Author: Jem Matzan
The first question that was on our mind when we heard of the GameSurround Muse Pocket was, “Why would you need an external sound card?” After all, nearly every motherboard manufactured in the past three years has a reasonably competent onboard sound chip, and there are internal sound cards available at reasonable prices. After some reflection, we found some good reasons:
- Internal sound cards are subject to a lot of interference and that can cause distortion or background noise. An external device eliminates much of that.
- If you have a problem with your sound, you can easily plug a USB sound card in and see if your problem is hardware- or software-related. Technicians can also use one to easily test USB and sound capabilities on new builds and repair units.
- In small “cube” systems like those made by Shuttle, only one PCI slot is available. If that slot is filled with something you can’t do without, and your onboard sound fails or malfunctions, or if you want an upgraded sound solution (for instance if you need to have surround sound and a microphone at the same time), an external device fits the bill.
Features and components
The GameSurround Muse Pocket is about 2 inches high and has a diameter of just under 3.5 inches. On top of the base is a volume knob not unlike those found on home stereo components.
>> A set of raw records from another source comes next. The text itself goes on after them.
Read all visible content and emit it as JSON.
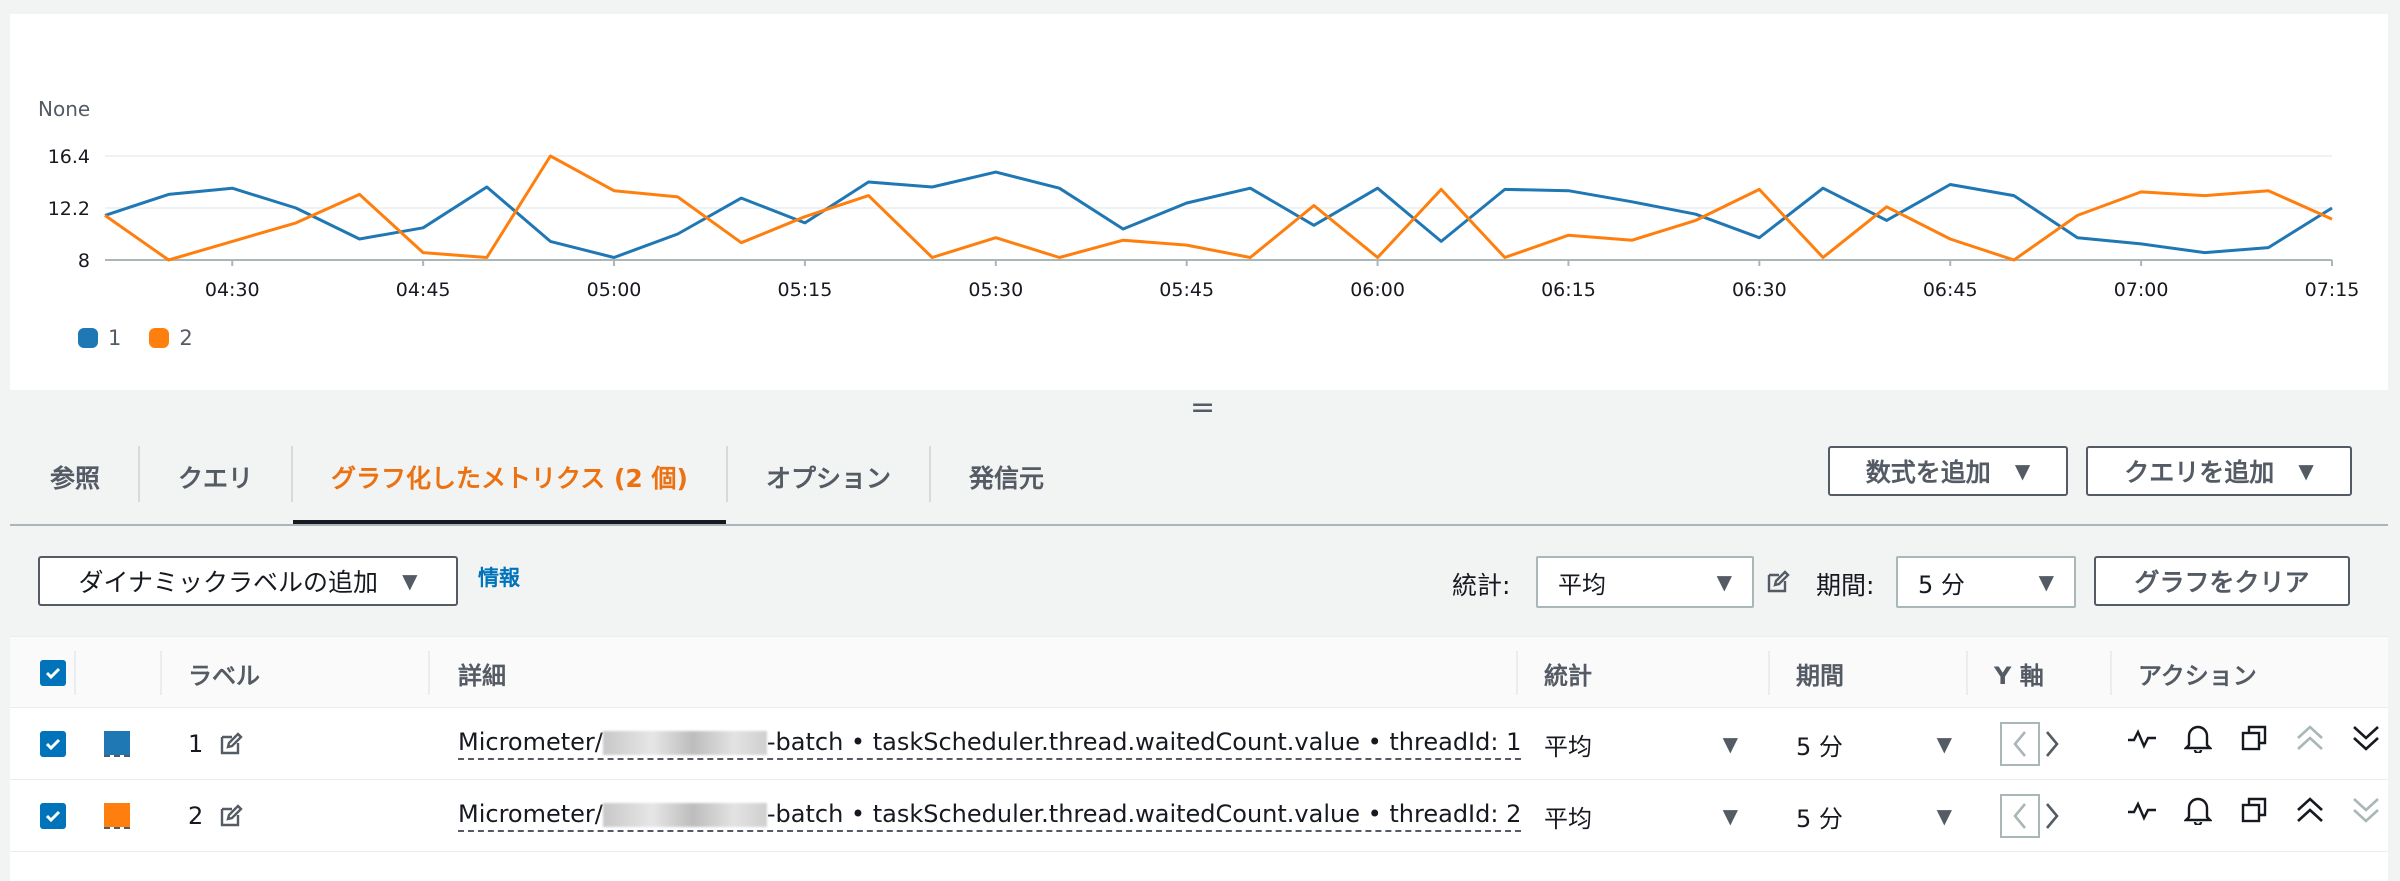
{
  "chart_data": {
    "type": "line",
    "ylabel": "None",
    "y_ticks": [
      "16.4",
      "12.2",
      "8"
    ],
    "ylim": [
      8,
      16.4
    ],
    "x_ticks": [
      "04:30",
      "04:45",
      "05:00",
      "05:15",
      "05:30",
      "05:45",
      "06:00",
      "06:15",
      "06:30",
      "06:45",
      "07:00",
      "07:15"
    ],
    "grid": true,
    "legend_position": "bottom-left",
    "series": [
      {
        "name": "1",
        "color": "#1f77b4",
        "points": [
          [
            "04:20",
            11.6
          ],
          [
            "04:25",
            13.3
          ],
          [
            "04:30",
            13.8
          ],
          [
            "04:35",
            12.2
          ],
          [
            "04:40",
            9.7
          ],
          [
            "04:45",
            10.6
          ],
          [
            "04:50",
            13.9
          ],
          [
            "04:55",
            9.5
          ],
          [
            "05:00",
            8.2
          ],
          [
            "05:05",
            10.1
          ],
          [
            "05:10",
            13.0
          ],
          [
            "05:15",
            11.0
          ],
          [
            "05:20",
            14.3
          ],
          [
            "05:25",
            13.9
          ],
          [
            "05:30",
            15.1
          ],
          [
            "05:35",
            13.8
          ],
          [
            "05:40",
            10.5
          ],
          [
            "05:45",
            12.6
          ],
          [
            "05:50",
            13.8
          ],
          [
            "05:55",
            10.8
          ],
          [
            "06:00",
            13.8
          ],
          [
            "06:05",
            9.5
          ],
          [
            "06:10",
            13.7
          ],
          [
            "06:15",
            13.6
          ],
          [
            "06:20",
            12.7
          ],
          [
            "06:25",
            11.7
          ],
          [
            "06:30",
            9.8
          ],
          [
            "06:35",
            13.8
          ],
          [
            "06:40",
            11.2
          ],
          [
            "06:45",
            14.1
          ],
          [
            "06:50",
            13.2
          ],
          [
            "06:55",
            9.8
          ],
          [
            "07:00",
            9.3
          ],
          [
            "07:05",
            8.6
          ],
          [
            "07:10",
            9.0
          ],
          [
            "07:15",
            12.2
          ]
        ]
      },
      {
        "name": "2",
        "color": "#ff7f0e",
        "points": [
          [
            "04:20",
            11.6
          ],
          [
            "04:25",
            8.0
          ],
          [
            "04:30",
            9.5
          ],
          [
            "04:35",
            11.0
          ],
          [
            "04:40",
            13.3
          ],
          [
            "04:45",
            8.6
          ],
          [
            "04:50",
            8.2
          ],
          [
            "04:55",
            16.4
          ],
          [
            "05:00",
            13.6
          ],
          [
            "05:05",
            13.1
          ],
          [
            "05:10",
            9.4
          ],
          [
            "05:15",
            11.5
          ],
          [
            "05:20",
            13.2
          ],
          [
            "05:25",
            8.2
          ],
          [
            "05:30",
            9.8
          ],
          [
            "05:35",
            8.2
          ],
          [
            "05:40",
            9.6
          ],
          [
            "05:45",
            9.2
          ],
          [
            "05:50",
            8.2
          ],
          [
            "05:55",
            12.4
          ],
          [
            "06:00",
            8.2
          ],
          [
            "06:05",
            13.7
          ],
          [
            "06:10",
            8.2
          ],
          [
            "06:15",
            10.0
          ],
          [
            "06:20",
            9.6
          ],
          [
            "06:25",
            11.2
          ],
          [
            "06:30",
            13.7
          ],
          [
            "06:35",
            8.2
          ],
          [
            "06:40",
            12.3
          ],
          [
            "06:45",
            9.7
          ],
          [
            "06:50",
            8.0
          ],
          [
            "06:55",
            11.6
          ],
          [
            "07:00",
            13.5
          ],
          [
            "07:05",
            13.2
          ],
          [
            "07:10",
            13.6
          ],
          [
            "07:15",
            11.3
          ]
        ]
      }
    ]
  },
  "tabs": [
    {
      "label": "参照"
    },
    {
      "label": "クエリ"
    },
    {
      "label": "グラフ化したメトリクス (2 個)",
      "active": true
    },
    {
      "label": "オプション"
    },
    {
      "label": "発信元"
    }
  ],
  "buttons": {
    "add_math": "数式を追加",
    "add_query": "クエリを追加",
    "add_dynamic_label": "ダイナミックラベルの追加",
    "clear_graph": "グラフをクリア"
  },
  "info_link": "情報",
  "controls": {
    "stat_label": "統計:",
    "stat_value": "平均",
    "period_label": "期間:",
    "period_value": "5 分"
  },
  "table": {
    "headers": {
      "label": "ラベル",
      "details": "詳細",
      "stat": "統計",
      "period": "期間",
      "yaxis": "Y 軸",
      "actions": "アクション"
    },
    "rows": [
      {
        "color": "#1f77b4",
        "label": "1",
        "detail_prefix": "Micrometer/",
        "detail_suffix": "-batch • taskScheduler.thread.waitedCount.value • threadId: 1",
        "stat": "平均",
        "period": "5 分"
      },
      {
        "color": "#ff7f0e",
        "label": "2",
        "detail_prefix": "Micrometer/",
        "detail_suffix": "-batch • taskScheduler.thread.waitedCount.value • threadId: 2",
        "stat": "平均",
        "period": "5 分"
      }
    ]
  },
  "resize_handle": "="
}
Turn the knob in either direction to increase or decrease the volume, and push in on it to “click” it into or out of mute mode. With the built-in volume and mute controls, you don’t have to mess with your speakers or software mixer levels. The input and output jacks (speaker/headphone, microphone, front surround, rear surround, center/subwoofer, and line in) are on the side of the unit.
The device works with both USB 1.1 and 2.0 ports, and we tested it with both. Hercules doesn’t say whether it supports the higher data transfer rate of USB 2.0 or whether it’s just a matter of compatibility.
The GameSurround Muse Pocket can playback and record 16-bit stereo sound at 22, 32, 44, or 48KHz. That’s fairly standard for any modern sound device.
All of the device’s features work wonderfully in Windows, assuming you have the proper driver and memory-resident software installed. Unfortunately the story is different with GNU/Linux.
In 64-bit Gentoo, the device was detected, but it caused a repeating USB error that prevented the system from booting. Knoppix 3.7, using both the 2.4 and 2.6 kernels, also choked on the GameSurround Muse Pocket during startup. Fedora Core 3 could detect it — the device could even be hot-plugged — but ALSA was not able to output to two devices at once. Xandros Open Circulation Edition version 3.0 detected the device and could use it as long as all other sound devices were disabled or removed from the system, but it couldn’t hot-plug the Muse Pocket. In other words, the results were mixed.
When we did get the Muse Pocket working, we had a serious background hum when using it on an IBM ThinkPad T23. Hercules/Guillemot tech support told us it was probably a power supply issue with the computer. On an Athlon 64 workstation it played sounds beautifully. Maybe it was just our imagination, but the Muse Pocket did seem to have a more full-bodied sound than the integrated sound chip on the MSI K8T Neo2-FIR motherboard in the workstation.
The startup sound in Xandros was stuttery; apparently the Muse Pocket needs a little more time to properly initialize in GNU/Linux before playing sounds. We tried to put the system under load by playing some MP3s while doing file transfers and starting programs, but the Muse Pocket refused to slow down or skip.
The big disappointment with this sound device is that the volume/mute knob doesn’t work in GNU/Linux because it requires Windows-only software. According to tech support, the workaround is to declare USB HID commands that adjust the volume up and down. The support representative directed us to this PDF to accomplish that, but as it seemed like an unreasonable amount of reading and modification that the majority of readers will probably be unable or unwilling to do, we didn’t try it. You can forget about 5.1 surround sound as well — only the stereo sound output works properly. A Hercules/Guillemot representative told us that there are no plans to add surround sound support for GNU/Linux. As far as recording is concerned, the microphone jack works and will record decently enough.
Summary and conclusions
The Hercules GameSurround Muse Pocket USB is a capable sound device, but it just doesn’t work all that well with GNU/Linux — it’s crippled outside of Windows. We hope that Hercules improves its Linux driver support in this and upcoming products, but it doesn’t seem likely at this point.
|Device||External sound device|
|OS Support||Windows 9.x/2K/XP, GNU/Linux (limited)|
|Market||Upgraders, those in need of a portable sound card|
|Price (retail)||$70 directly from Hercules|
|Product Web site||Click here|